• [YOUR ASSIGNMENT]:
Where the word "Midnight" occurs in a line of the listing, please copy the line.

• [GIVEN INFORMATION]:
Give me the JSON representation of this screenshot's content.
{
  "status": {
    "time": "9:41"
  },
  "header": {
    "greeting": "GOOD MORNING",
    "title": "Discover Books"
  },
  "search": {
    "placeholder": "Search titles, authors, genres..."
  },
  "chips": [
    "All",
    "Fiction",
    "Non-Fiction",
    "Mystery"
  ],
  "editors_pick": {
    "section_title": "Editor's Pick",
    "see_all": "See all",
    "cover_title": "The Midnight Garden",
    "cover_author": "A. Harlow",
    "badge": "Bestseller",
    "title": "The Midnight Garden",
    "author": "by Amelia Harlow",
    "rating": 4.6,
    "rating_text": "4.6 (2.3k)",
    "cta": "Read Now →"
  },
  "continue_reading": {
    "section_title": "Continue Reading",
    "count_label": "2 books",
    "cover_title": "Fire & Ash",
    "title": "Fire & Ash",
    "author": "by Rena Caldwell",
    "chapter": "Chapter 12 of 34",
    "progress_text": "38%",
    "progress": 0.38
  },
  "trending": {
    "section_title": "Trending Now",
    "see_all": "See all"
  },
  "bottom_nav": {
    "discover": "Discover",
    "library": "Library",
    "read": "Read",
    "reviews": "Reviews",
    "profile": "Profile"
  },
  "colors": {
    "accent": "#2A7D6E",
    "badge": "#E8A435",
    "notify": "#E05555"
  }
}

• [ANSWER SECTION]:
    "cover_title": "The Midnight Garden",
    "title": "The Midnight Garden",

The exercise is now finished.